People over-think making pie crust. It is actually one of the easiest baked goods to make. There are a couple tips you can use to always have flaky, perfect pie crust. In my experience most often pie crust goes wrong when people (ie me) try to cut corners. The process is simple… just follow it!
This isn’t just a recipe, it is a guide. Read the whole thing, understand how and why pie crust works and then you will be free to improvise your own perfect pie crust for the rest of your life.
Weigh out the flour and put into a bowl or food processor. Pulse or cut the cold fat into the flour until the size of marbles (for flaky crust) or pea-size (for mealy crust). I use cubes of frozen butter and pulse a couple times to get them covered in flour. Add enough water to get it to just barely hold together when squeezed in your hand.
Wrap it up in plastic wrap and pop in the fridge to cool for at least 15 minutes.
Flour your surface or use parchment paper and roll out the dough until your desired thickness. Put it into your pie pan ( tart pan etc), fill and pop back in the freezer while the oven preheats. You want the fat to be very cold when you put it in the oven.
Follow your recipe for baking directions.
1) It is all in the ratios
Pie crust, whether shortcrust or sweet crust is all about the ratios and once you have those remembered you have been freed! A basic shortcrust (the most common “pie” crust) only has flour, fat and a little water to bring it together. Seriously, that is it. I am positive you are going to be able to remember this:
- 2 parts (250g) flour (see below)
- 1 part (125g) fat (see below)
- enough ice water to barely bring it together
- 2 parts (250g) flour
- 1 part (125g) fat
- ⅘ part (100g) powdered sugar
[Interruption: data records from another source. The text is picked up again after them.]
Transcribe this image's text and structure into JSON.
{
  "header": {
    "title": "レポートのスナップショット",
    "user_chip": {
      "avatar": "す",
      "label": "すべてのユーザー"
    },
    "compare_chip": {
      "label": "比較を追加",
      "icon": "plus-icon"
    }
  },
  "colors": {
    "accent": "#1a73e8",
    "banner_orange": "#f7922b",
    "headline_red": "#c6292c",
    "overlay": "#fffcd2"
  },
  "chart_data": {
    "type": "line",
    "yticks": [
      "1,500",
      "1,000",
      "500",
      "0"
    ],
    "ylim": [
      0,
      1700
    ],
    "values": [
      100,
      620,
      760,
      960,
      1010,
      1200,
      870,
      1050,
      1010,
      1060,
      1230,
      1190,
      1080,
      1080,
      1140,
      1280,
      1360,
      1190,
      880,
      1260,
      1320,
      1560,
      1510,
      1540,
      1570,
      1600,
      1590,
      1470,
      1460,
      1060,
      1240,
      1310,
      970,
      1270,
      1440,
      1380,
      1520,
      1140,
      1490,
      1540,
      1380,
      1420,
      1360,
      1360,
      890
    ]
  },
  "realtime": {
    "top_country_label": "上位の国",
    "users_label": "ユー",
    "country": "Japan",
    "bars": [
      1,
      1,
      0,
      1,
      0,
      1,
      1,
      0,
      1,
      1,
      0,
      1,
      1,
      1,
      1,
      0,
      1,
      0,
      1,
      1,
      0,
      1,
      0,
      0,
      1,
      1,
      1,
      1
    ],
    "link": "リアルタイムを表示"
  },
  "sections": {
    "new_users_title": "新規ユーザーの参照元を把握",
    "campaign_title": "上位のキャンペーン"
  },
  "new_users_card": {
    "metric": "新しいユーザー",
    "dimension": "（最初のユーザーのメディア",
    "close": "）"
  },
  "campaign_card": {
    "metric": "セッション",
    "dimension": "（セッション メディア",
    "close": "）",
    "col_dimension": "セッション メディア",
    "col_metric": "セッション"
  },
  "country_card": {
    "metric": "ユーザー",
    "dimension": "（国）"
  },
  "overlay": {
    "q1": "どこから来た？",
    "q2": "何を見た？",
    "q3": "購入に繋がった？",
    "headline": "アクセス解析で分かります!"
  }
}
- 1 egg
- enough ice water to barely bring it together
2) Choosing your fat
One of the biggest difference from one pie crust recipe to the next is the fat used. All fats will work but different fats have different flavors. I almost always use butter because it has a great flavor and it browns nicely. Or a mix of butter and shortening. But basically use whatever you have on hand and love. You just want a solid fat that you can work into the crust. Try shortening, lard, coconut oil, butter or even full fat margarine.
3) Choosing the flour
Well this is really up to you and what you are baking. Lighter flours will create a lighter pastry. But a whole wheat crust holds up really well to the strong flavors of a savory pot pie. Just… don’t… stress. It really doesn’t matter. White, whole wheat, all purpose, pastry, bread flour etc.
What DOES matter is that you weigh your ingredients. Different flours have different weights and will therefore need a different amount of fat. You really should always be using a kitchen scale for baking. Seriously, get a kitchen scale lol. They don’t have to be expensive (mine was $20) and they come in handy so often in the kitchen. This is a newer version of the kitchen scale I own.
Even all purpose flours from different countries and regions have different weights. Our Canadian all-purpose tends to be more fine than the American counterpart.
Now, I am gluten free so I make gluten free pastry crust with all the same ratios and rules and with awesome results. Click here to get to the post about my BTMR Gluten Free Flour Blend. It is the only gluten free flour I use unless I am making breads.
4) Keep it cold
This is super important!!! This is what will make or break a flaky pie crust. The fat should be very cold, ideally frozen when you add it and the water should be ice-cold. Once you combine everything, put the dough back in the fridge for a half hour.
After rolling out the dough and filling if required, put it BACK in the freezer for 10-15 minutes. Take it straight from the freezer to the oven,
5) Flaky Vs Mealy
Flaky pie crust is created from having large pieces of fat between layers of flour that create space in the pastry as it cooks. Mealy pie crust is more firm and is created from having small pieces of fat in the flour creating smaller holes in the crust.
Do you ever want a mealy crust?
Actually yes! Just last night I made some “Hot Pockets” which is basically a pie crust filled with pepperoni, cheese and tomato sauce ( a very aweseome thing). I wanted to be able to eat it with my hands and have it not get soggy from the sauce. THIS is where you want a strong, mealy pastry.
BUT most of the time you want a flaky crust because that it what people rave about. So don’t over-process the fat. Let there be big pieces. I make my dough in the food processor and the fat is still the size of marbles when I start adding water. For a mealy crust, it would be pea-sized before adding the water.
6) Rolling it out
I have tried everything under the sun to get around having to roll out pie crust. I have even tried rolling it out in my pasta roller. The trick is to just do it. Just put down some flour or parchment paper and roller that sucker out. It doesn’t take any special tricks, it just takes some dough and a rolling pin.
If it sticks, flour it. If it rips, squish it back together in the pie plate. No one will see the bottom of the pie anyways so just make the edge pretty if you want. See my “Hot Pocket” below? What a mess! I was not particularly graceful with the pie crust this time around but you know what… it was delicious! And my next one will be more beautiful because I will be even better at it!
Is there anything I am missing? Any advice you have to add from experience? Any problems you run into that you’d like help with? Comment below!
This post can also be seen on: BTMR Homestead Hop